All of these tasks are fairly simple and remove most of the blockage your unit may face. Maybe in the past you have seen or heard of frozen lines outdoors coming out of the unit, even when you know there is no possible way the outside temperature was near freezing. This can many times be worked back to a blockage somewhere in the system. A blockage will stop the cold air it is producing from circulating as intended and leave it trapped in the same area. Prolonging this then creates things to freeze over and that’s when you get big problems. The kind where the thermostat is set to 72F, the system is running and air is coming out of the vents except its warm and your home can’t seem to lower the temperature inside. Even worse, the temperature begins rising in the home while the system is operating. The longer it runs the more ice builds up and the worse the problem gets. Don’t let that happen to you or your family. Make sure to check up on your system or get an expert to tune it up. If it’s a new unit then you may be obligated to get a professional tune up to continue staying under warranty anyway.

 

 

There are many other things that go into a tune up that are best left to the experts such as checking for refrigerant leaks, any improper electrical draws, thermostat calibration, oiling the motors and any moving parts, checking for proper air flow, and more. Many of these require a deeper understanding of the system and special tools to analyze it. For the amount of time it will take the average person to go to the store and pick up the evaporator/condenser spray, take apart the outside shell of your unit to hose off then clean the condenser coils, put it back together, then go inside and take apart the stack to get to the evaporator coils, spray those down, cover it up and call it a day... you are sitting around an hour from beginning to end, maybe shorter maybe longer depending on comfort/skill level and how far the store is from you. For $50-$100 you don’t have to worry about any of that plus you get a more in depth tune up from a professional with their expertise and special tools. All of a sudden the investment doesn’t seem so painful when all things are considered.

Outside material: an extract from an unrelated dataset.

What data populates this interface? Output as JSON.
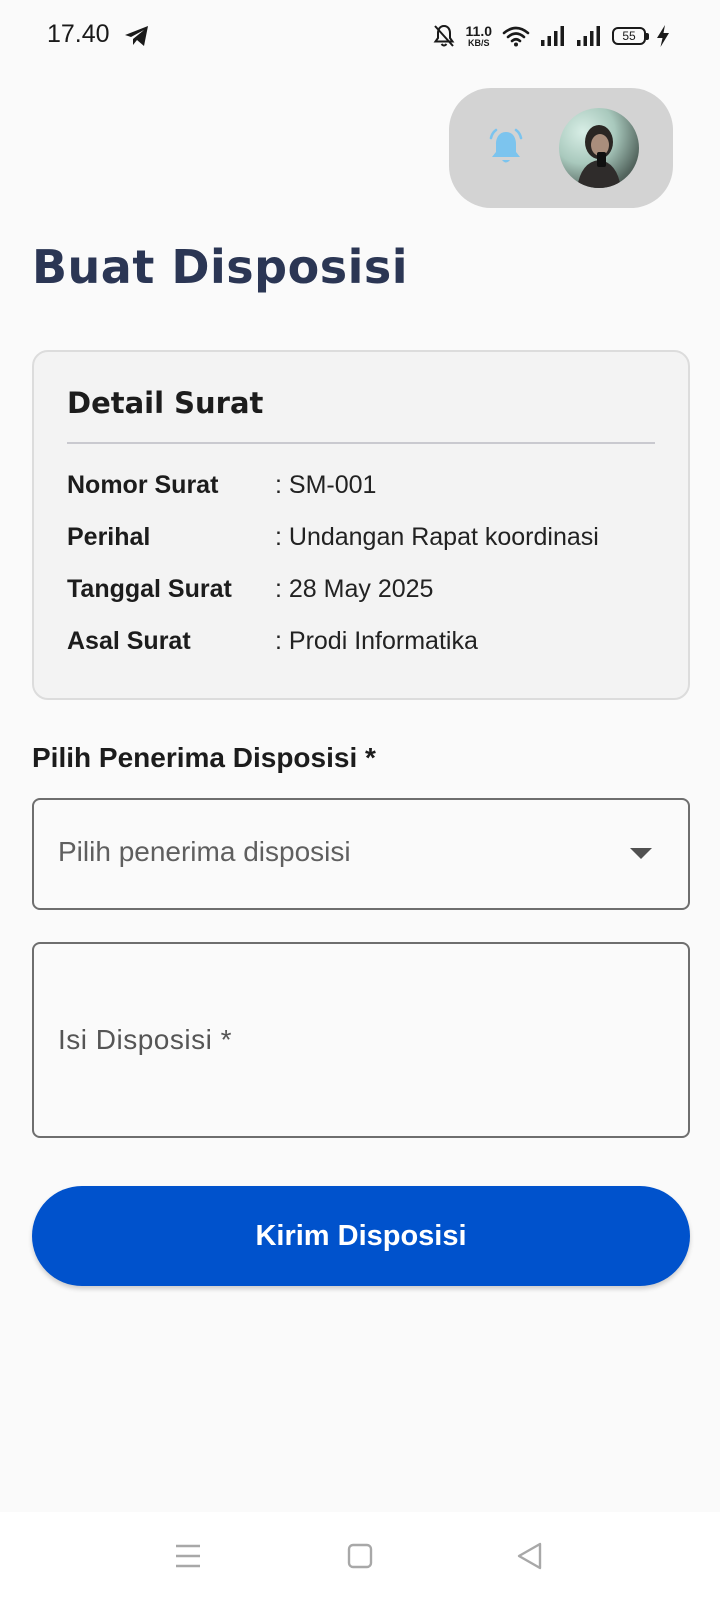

Some places may even offer maintenance agreement programs to significantly cut the cost of the tune up.